2. Keep your anxieties in check. A lot of trans* guys are overly anxious about their partners’ sexual histories and/or sexual orientations. It can be difficult to feel like you are competing with cis men or women and that can cause a lot of jealousy. The thing to remember, though, is that your partner chose YOU and wants to be with you. If your partner tells you that they love your body, love you for who you are, etc. you should believe them! Don’t allow your anxieties (motivated by dysphoria or otherwise) create patterns of controlling behavior.
3. If you feel constantly disrespected, controlled, belittled, and/or stifled in your current relationship, communicate this with your partner or, if you need to, leave. A lot of trans* guys put up with bad behavior in relationships or even abuse because they have low self-esteem or believe it would be difficult or impossible to find another partner if they left. It is important, however, to stand up for yourself in your relationship and to know when to throw in the towel. Yes, dating can be incredibly difficult as a trans* man (particularly if you are gay), but that does not mean that you should be afraid to communicate your issues or that you shouldn’t leave a toxic relationship.
4. Sex is a delicate issue that often requires communication. This is true for all relationships, but particularly those that involve one or more people with body dysphoria. You may need to negotiate with your partner what sexual acts you both feel comfortable with, which body parts are okay to touch and which are off-limits, etc. It may not seem sexy or romantic, but these types of conversations can make your sex life far more satisfying and decrease dysphoria during sex. Your dysphoria may interfere with your sex drive or otherwise affect your partner and your relationship, and it is important to communicate these things so your partner isn’t left in the dark or worrying that they did something wrong.
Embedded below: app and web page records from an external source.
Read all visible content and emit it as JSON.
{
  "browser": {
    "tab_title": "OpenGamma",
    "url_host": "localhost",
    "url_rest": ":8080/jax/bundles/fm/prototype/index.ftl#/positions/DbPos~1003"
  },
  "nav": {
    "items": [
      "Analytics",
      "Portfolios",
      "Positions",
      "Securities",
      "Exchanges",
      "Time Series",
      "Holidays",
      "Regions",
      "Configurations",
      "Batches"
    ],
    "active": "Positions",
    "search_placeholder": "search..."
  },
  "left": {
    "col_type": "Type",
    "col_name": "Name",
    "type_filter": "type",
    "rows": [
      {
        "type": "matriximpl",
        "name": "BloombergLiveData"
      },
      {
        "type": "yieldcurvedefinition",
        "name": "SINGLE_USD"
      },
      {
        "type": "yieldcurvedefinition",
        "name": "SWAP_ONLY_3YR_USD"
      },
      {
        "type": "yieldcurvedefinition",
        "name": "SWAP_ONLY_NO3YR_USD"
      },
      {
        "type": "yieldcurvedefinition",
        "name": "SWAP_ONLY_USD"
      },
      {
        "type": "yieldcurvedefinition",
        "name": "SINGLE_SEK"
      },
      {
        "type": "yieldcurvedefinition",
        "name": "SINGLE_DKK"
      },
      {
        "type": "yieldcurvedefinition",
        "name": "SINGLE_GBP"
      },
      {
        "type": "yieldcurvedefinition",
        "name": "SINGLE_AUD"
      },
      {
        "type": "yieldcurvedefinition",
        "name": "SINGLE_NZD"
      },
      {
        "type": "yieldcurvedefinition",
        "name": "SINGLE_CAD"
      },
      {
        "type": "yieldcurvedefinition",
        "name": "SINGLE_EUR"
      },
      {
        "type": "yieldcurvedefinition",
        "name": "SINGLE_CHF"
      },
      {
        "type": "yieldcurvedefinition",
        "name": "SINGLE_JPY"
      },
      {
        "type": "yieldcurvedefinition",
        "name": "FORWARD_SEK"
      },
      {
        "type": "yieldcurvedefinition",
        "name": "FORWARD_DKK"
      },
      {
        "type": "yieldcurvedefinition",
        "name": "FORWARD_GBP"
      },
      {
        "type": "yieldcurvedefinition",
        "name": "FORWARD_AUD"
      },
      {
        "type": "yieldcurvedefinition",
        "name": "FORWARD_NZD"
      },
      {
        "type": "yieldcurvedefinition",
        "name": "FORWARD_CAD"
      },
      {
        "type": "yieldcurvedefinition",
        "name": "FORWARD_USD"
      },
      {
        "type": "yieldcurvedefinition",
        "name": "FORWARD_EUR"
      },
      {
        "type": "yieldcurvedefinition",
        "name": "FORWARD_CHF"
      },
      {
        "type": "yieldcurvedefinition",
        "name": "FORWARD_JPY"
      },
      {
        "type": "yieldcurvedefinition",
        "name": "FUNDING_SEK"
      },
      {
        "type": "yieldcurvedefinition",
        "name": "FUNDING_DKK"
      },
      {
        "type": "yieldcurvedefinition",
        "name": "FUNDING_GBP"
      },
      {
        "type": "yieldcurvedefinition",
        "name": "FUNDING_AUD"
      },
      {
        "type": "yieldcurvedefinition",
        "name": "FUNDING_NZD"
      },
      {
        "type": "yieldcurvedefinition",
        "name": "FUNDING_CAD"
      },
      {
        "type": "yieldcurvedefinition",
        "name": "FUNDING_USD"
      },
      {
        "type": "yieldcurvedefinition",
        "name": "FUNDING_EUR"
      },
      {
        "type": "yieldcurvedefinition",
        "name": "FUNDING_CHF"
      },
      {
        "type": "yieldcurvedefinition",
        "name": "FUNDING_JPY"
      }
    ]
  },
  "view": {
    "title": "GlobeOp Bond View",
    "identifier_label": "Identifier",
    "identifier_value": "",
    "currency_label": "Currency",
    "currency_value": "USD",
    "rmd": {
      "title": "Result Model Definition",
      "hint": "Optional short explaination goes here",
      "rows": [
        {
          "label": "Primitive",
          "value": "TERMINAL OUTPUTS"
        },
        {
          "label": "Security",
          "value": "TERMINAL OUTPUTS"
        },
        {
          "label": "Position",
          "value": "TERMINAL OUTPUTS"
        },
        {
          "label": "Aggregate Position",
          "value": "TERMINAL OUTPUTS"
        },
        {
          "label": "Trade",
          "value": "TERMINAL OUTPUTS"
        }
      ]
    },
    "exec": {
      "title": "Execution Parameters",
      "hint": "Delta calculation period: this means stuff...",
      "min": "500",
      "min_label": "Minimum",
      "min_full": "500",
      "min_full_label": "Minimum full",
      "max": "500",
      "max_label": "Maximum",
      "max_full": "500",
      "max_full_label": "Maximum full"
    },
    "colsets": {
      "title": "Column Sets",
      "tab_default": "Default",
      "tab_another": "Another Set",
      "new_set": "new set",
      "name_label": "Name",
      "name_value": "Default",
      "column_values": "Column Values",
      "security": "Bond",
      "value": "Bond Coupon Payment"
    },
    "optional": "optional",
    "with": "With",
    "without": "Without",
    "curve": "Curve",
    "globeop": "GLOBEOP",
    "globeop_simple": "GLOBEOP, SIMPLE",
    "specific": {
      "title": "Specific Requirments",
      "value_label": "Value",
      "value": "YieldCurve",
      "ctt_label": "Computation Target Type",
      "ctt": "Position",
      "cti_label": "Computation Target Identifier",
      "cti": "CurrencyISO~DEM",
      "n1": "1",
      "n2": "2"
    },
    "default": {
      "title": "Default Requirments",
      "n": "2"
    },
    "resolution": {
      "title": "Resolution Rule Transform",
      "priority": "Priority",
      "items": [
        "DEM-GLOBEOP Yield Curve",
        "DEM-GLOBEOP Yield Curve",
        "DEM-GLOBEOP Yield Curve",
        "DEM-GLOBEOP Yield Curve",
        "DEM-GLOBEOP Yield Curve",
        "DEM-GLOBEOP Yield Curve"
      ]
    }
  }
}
5. Avoid adopting stereotypically masculine behaviors that can be harmful for relationships. We are taught that men stereotypically do not listen, help around the house, or communicate about their feelings. Some trans* guys adopt these behaviors, either consciously or unconsciously, because they are insecure about their masculinity or feel that it is a way to express themselves as men. There’s nothing feminine about sharing your feelings or supporting one’s partner emotionally. They are non-gendered behaviors that help build strong relationships.